- _PROBLEM_: Search the entries for the word "购买威露士消毒液" and pull out each line that has it.

[Data extracted from a collection]
= = = = = = =

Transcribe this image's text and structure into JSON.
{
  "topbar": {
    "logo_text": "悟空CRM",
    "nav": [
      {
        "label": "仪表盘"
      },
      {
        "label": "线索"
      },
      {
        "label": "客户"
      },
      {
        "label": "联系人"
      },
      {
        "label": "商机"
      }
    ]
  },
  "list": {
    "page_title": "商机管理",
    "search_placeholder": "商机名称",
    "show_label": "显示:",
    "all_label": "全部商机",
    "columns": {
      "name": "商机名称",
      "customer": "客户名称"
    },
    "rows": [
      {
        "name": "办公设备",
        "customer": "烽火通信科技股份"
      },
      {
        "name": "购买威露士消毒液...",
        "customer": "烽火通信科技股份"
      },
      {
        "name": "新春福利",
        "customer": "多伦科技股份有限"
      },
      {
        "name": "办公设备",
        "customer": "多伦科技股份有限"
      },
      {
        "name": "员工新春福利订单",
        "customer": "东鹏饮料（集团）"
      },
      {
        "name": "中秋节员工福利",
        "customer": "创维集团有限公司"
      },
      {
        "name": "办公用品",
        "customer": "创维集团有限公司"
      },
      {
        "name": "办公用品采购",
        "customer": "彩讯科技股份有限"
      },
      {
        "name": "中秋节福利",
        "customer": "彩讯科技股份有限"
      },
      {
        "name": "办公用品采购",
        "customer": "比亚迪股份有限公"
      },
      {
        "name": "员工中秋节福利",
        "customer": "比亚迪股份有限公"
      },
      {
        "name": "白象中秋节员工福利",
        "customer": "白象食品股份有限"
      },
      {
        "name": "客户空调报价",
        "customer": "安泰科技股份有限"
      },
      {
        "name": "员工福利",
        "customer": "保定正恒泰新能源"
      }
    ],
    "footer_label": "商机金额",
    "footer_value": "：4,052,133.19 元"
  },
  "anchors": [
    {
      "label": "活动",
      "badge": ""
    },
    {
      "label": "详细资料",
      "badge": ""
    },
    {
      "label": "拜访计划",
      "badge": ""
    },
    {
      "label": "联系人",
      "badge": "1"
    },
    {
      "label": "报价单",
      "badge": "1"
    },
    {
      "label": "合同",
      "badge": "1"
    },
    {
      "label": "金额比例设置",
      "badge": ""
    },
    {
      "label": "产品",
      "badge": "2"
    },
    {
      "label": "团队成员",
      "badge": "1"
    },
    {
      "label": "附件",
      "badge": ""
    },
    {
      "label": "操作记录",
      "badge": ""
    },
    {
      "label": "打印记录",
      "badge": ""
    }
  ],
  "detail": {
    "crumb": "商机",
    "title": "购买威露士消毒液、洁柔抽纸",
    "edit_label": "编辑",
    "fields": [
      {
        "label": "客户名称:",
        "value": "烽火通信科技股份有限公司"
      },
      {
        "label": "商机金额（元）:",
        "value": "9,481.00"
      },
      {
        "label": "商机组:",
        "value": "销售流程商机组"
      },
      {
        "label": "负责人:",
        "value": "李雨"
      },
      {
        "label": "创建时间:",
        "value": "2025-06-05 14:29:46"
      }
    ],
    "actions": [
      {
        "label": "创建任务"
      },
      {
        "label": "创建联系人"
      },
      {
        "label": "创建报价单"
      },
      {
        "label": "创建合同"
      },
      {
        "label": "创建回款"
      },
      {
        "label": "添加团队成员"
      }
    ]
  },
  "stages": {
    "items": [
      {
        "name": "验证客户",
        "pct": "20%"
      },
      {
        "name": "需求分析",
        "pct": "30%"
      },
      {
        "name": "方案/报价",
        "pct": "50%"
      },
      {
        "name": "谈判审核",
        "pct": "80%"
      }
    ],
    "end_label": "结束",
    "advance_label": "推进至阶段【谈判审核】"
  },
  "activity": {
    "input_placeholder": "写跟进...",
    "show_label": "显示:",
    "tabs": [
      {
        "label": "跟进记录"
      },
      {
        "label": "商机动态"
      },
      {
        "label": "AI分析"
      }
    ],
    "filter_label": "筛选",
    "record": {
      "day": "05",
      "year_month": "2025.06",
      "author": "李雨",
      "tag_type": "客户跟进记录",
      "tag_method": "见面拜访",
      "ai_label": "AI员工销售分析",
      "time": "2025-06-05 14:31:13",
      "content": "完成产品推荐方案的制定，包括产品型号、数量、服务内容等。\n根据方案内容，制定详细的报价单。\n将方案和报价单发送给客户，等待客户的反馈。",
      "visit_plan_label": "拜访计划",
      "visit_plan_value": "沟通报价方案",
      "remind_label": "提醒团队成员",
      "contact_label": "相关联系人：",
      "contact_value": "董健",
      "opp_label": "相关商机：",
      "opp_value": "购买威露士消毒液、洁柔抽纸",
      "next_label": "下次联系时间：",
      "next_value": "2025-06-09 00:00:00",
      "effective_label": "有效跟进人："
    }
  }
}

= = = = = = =

- _RESPONSE TO THE TASK_:
        "name": "购买威露士消毒液...",
    "title": "购买威露士消毒液、洁柔抽纸",
      "opp_value": "购买威露士消毒液、洁柔抽纸",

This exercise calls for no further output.